Work request: Every record below is to be restated word for word, and no picture is to be copied.

Entries shown:
——
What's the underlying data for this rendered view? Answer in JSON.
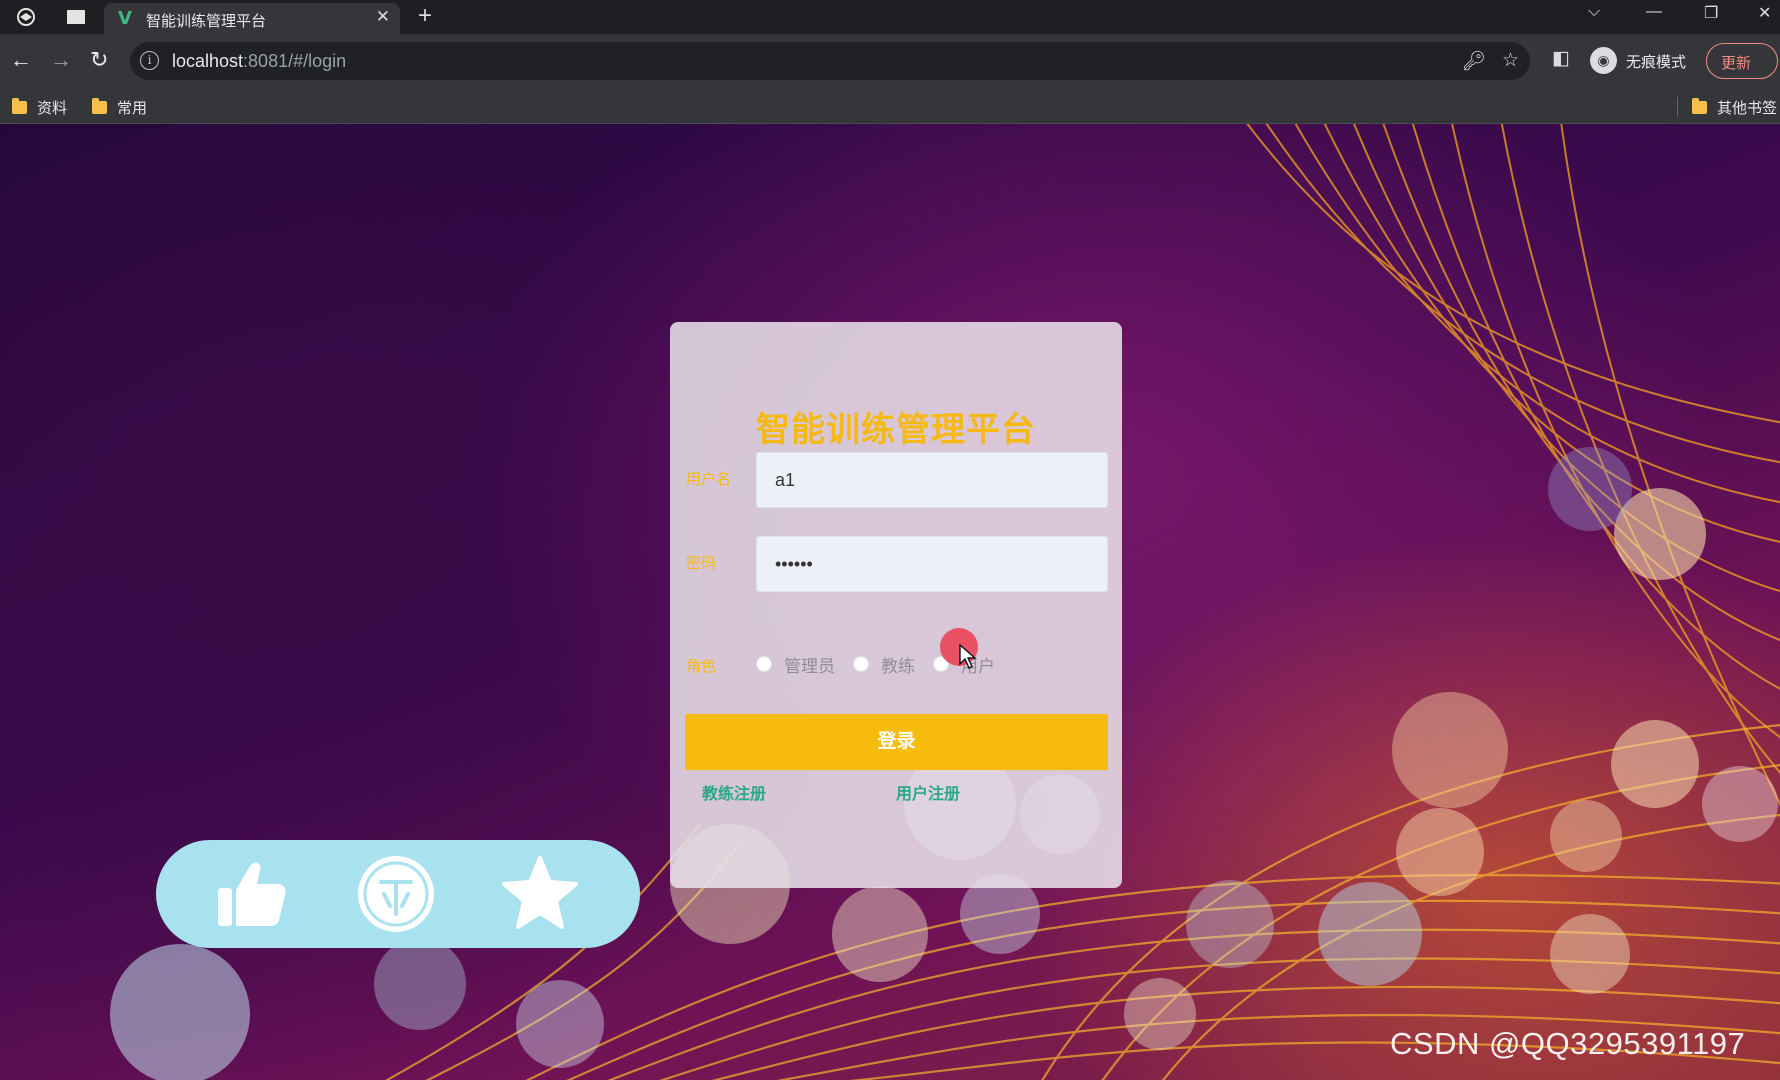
{
  "browser": {
    "tab_title": "智能训练管理平台",
    "tab_favicon": "V",
    "url_host": "localhost",
    "url_rest": ":8081/#/login",
    "incognito_label": "无痕模式",
    "update_label": "更新",
    "bookmarks": [
      {
        "label": "资料"
      },
      {
        "label": "常用"
      }
    ],
    "other_bookmarks": "其他书签"
  },
  "login": {
    "title": "智能训练管理平台",
    "username_label": "用户名",
    "username_value": "a1",
    "password_label": "密码",
    "password_value": "••••••",
    "role_label": "角色",
    "roles": [
      "管理员",
      "教练",
      "用户"
    ],
    "login_button": "登录",
    "coach_register": "教练注册",
    "user_register": "用户注册"
  },
  "share_bar": {
    "icons": [
      "thumbs-up-icon",
      "coin-icon",
      "star-icon"
    ],
    "color": "#a8e2ef"
  },
  "watermark": "CSDN @QQ3295391197",
  "colors": {
    "accent": "#f6bb0d",
    "link": "#2aa889"
  }
}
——
Result:
What's the underlying data for this rendered view? Answer in JSON.
{
  "browser": {
    "tab_title": "智能训练管理平台",
    "tab_favicon": "V",
    "url_host": "localhost",
    "url_rest": ":8081/#/login",
    "incognito_label": "无痕模式",
    "update_label": "更新",
    "bookmarks": [
      {
        "label": "资料"
      },
      {
        "label": "常用"
      }
    ],
    "other_bookmarks": "其他书签"
  },
  "login": {
    "title": "智能训练管理平台",
    "username_label": "用户名",
    "username_value": "a1",
    "password_label": "密码",
    "password_value": "••••••",
    "role_label": "角色",
    "roles": [
      "管理员",
      "教练",
      "用户"
    ],
    "login_button": "登录",
    "coach_register": "教练注册",
    "user_register": "用户注册"
  },
  "share_bar": {
    "icons": [
      "thumbs-up-icon",
      "coin-icon",
      "star-icon"
    ],
    "color": "#a8e2ef"
  },
  "watermark": "CSDN @QQ3295391197",
  "colors": {
    "accent": "#f6bb0d",
    "link": "#2aa889"
  }
}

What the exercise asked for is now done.